Growing up on the shores of the Chesapeake Bay and in the woods of the Appalachian Mountains in Maryland (USA), I have always loved and been fascinated by nature. By the time I enrolled in university at the University of Maryland, I knew that I wanted a career that would allow me to work towards protecting our natural world. I originally thought this would be through a policy position in government, until I took a job as an undergraduate research assistant in a conservation genetics lab. This was a field I had never heard of before much less considered as a career, but I immediately fell in love with the work. Conservation genetics uses information gained from genetic analyses to inform or guide conservation decisions.
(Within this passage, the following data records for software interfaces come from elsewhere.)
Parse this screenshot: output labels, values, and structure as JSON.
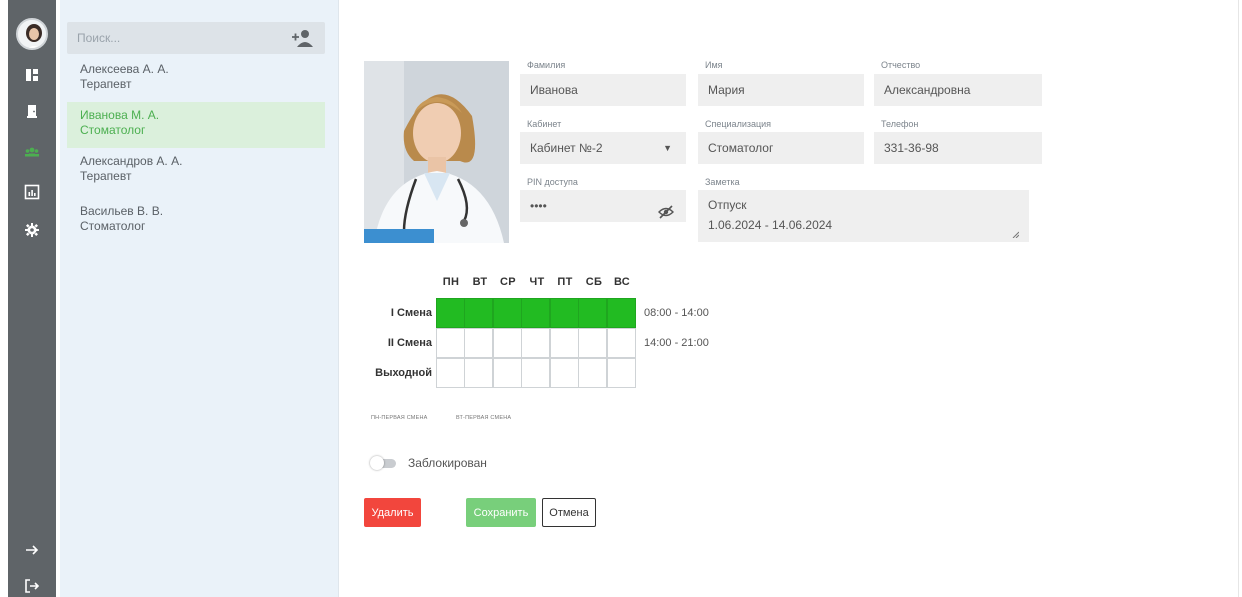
{
  "search": {
    "placeholder": "Поиск..."
  },
  "people": [
    {
      "name": "Алексеева А. А.",
      "role": "Терапевт"
    },
    {
      "name": "Иванова М. А.",
      "role": "Стоматолог"
    },
    {
      "name": "Александров А. А.",
      "role": "Терапевт"
    },
    {
      "name": "Васильев В. В.",
      "role": "Стоматолог"
    }
  ],
  "selected_index": 1,
  "form": {
    "surname": {
      "label": "Фамилия",
      "value": "Иванова"
    },
    "name": {
      "label": "Имя",
      "value": "Мария"
    },
    "patronymic": {
      "label": "Отчество",
      "value": "Александровна"
    },
    "cabinet": {
      "label": "Кабинет",
      "value": "Кабинет №-2"
    },
    "specialization": {
      "label": "Специализация",
      "value": "Стоматолог"
    },
    "phone": {
      "label": "Телефон",
      "value": "331-36-98"
    },
    "pin": {
      "label": "PIN доступа",
      "value": "••••"
    },
    "note": {
      "label": "Заметка",
      "line1": "Отпуск",
      "line2": "1.06.2024 - 14.06.2024"
    }
  },
  "schedule": {
    "days": [
      "ПН",
      "ВТ",
      "СР",
      "ЧТ",
      "ПТ",
      "СБ",
      "ВС"
    ],
    "rows": [
      {
        "label": "I Смена",
        "time": "08:00 - 14:00"
      },
      {
        "label": "II Смена",
        "time": "14:00 - 21:00"
      },
      {
        "label": "Выходной",
        "time": ""
      }
    ],
    "legend": [
      "ПН-ПЕРВАЯ СМЕНА",
      "ВТ-ПЕРВАЯ СМЕНА"
    ]
  },
  "blocked": {
    "label": "Заблокирован",
    "on": false
  },
  "buttons": {
    "delete": "Удалить",
    "save": "Сохранить",
    "cancel": "Отмена"
  },
  "colors": {
    "accent_green": "#22bb22",
    "danger": "#f2463d",
    "save_green": "#78cf7b",
    "rail": "#5f6468",
    "list_bg": "#eaf2f9"
  },
  "icons": [
    "dashboard-icon",
    "door-icon",
    "users-icon",
    "chart-icon",
    "gear-icon",
    "arrow-right-icon",
    "logout-icon",
    "add-user-icon",
    "eye-off-icon"
  ]
}
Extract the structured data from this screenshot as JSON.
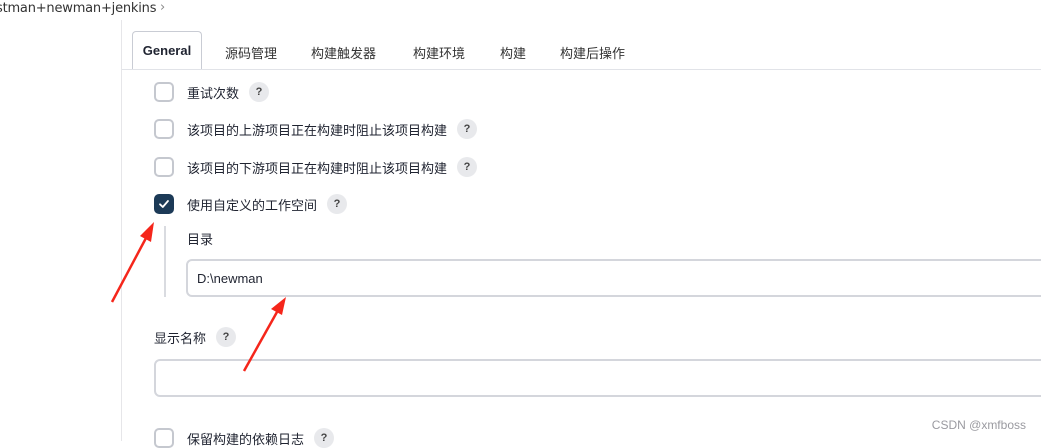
{
  "breadcrumb": {
    "text": "stman+newman+jenkins",
    "chevron": "›"
  },
  "tabs": [
    {
      "label": "General",
      "active": true
    },
    {
      "label": "源码管理"
    },
    {
      "label": "构建触发器"
    },
    {
      "label": "构建环境"
    },
    {
      "label": "构建"
    },
    {
      "label": "构建后操作"
    }
  ],
  "options": [
    {
      "label": "重试次数",
      "checked": false
    },
    {
      "label": "该项目的上游项目正在构建时阻止该项目构建",
      "checked": false
    },
    {
      "label": "该项目的下游项目正在构建时阻止该项目构建",
      "checked": false
    },
    {
      "label": "使用自定义的工作空间",
      "checked": true
    },
    {
      "label": "保留构建的依赖日志",
      "checked": false
    }
  ],
  "help_glyph": "?",
  "workspace": {
    "directory_label": "目录",
    "directory_value": "D:\\newman"
  },
  "display_name": {
    "label": "显示名称",
    "value": ""
  },
  "watermark": "CSDN @xmfboss",
  "colors": {
    "checked_bg": "#1c3a57",
    "arrow": "#f5261b"
  },
  "icons": {
    "check": "check-icon",
    "help": "help-icon"
  }
}
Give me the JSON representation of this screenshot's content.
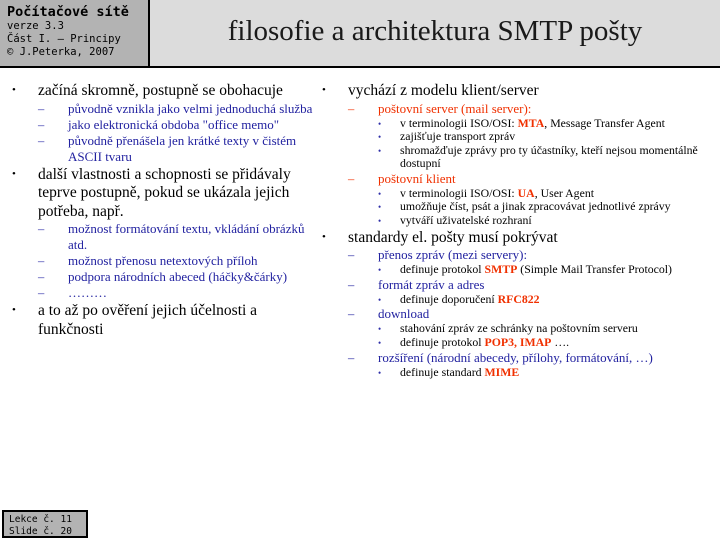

By sampling DNA from your study species, you can learn about how many individuals live in an area, how they interact with individuals living in other areas, and even get an idea of their chances of survival in the future. Since genetics is linked to adaptation, conservation genetics is becoming even more important as species must adapt to climate change. After my undergraduate degree, I went to the University of Georgia (USA) for my PhD, where I studied the genetics of an important salt marsh plant species to help inform coastal conservation and restoration. I am now a postdoctoral researcher at Oxford studying forest tree genomics, learning and applying some of the newest techniques in genetics to inform forest management.
Lockdown Walks - Who's that American in the woods?
Plant scientist Dr Hayley Tumas is out for a walk in the English countryside...but she's not the only American in the woods! The Douglas fir has been found in the UK for around 200 years - but how did this huge tree, native to the Pacific Northwest of America, make the jump across the pond? Find out in this episode of 'Lockdown Walks'!